• ABOUT THIS EXERCISE: Using the entries below, say how many of the lines carry "subtitle". Write the number alone.

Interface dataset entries
+++

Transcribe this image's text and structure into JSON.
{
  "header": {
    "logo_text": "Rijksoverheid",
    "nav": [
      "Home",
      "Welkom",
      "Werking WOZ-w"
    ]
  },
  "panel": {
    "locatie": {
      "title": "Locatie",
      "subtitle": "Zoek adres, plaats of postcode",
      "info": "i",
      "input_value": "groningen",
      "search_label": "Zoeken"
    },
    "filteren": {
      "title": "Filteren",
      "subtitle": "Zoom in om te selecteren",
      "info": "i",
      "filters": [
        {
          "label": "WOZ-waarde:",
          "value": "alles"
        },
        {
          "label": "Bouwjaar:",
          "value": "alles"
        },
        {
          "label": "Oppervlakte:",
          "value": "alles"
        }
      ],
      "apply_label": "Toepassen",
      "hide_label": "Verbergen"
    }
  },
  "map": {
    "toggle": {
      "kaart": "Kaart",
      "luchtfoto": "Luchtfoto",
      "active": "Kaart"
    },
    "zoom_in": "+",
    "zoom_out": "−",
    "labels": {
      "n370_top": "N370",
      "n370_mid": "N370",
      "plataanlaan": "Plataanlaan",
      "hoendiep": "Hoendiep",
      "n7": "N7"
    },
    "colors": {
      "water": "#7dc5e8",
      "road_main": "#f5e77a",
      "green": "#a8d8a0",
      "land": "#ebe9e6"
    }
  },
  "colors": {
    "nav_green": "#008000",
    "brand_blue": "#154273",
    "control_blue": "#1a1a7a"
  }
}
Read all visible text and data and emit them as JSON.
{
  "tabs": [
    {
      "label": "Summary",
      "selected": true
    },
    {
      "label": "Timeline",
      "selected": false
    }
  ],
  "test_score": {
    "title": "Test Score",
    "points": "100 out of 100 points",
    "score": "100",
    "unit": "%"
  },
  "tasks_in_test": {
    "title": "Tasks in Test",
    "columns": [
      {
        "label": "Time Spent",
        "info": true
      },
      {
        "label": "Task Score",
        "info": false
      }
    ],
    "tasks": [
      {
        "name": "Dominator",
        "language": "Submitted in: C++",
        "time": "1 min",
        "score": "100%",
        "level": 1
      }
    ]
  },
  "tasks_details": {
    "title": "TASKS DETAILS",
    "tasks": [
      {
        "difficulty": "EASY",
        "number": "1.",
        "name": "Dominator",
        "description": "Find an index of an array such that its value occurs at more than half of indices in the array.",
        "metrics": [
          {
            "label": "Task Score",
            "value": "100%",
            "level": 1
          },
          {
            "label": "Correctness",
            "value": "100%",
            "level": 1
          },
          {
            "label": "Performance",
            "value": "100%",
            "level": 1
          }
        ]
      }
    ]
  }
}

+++

• THE ANSWER: 2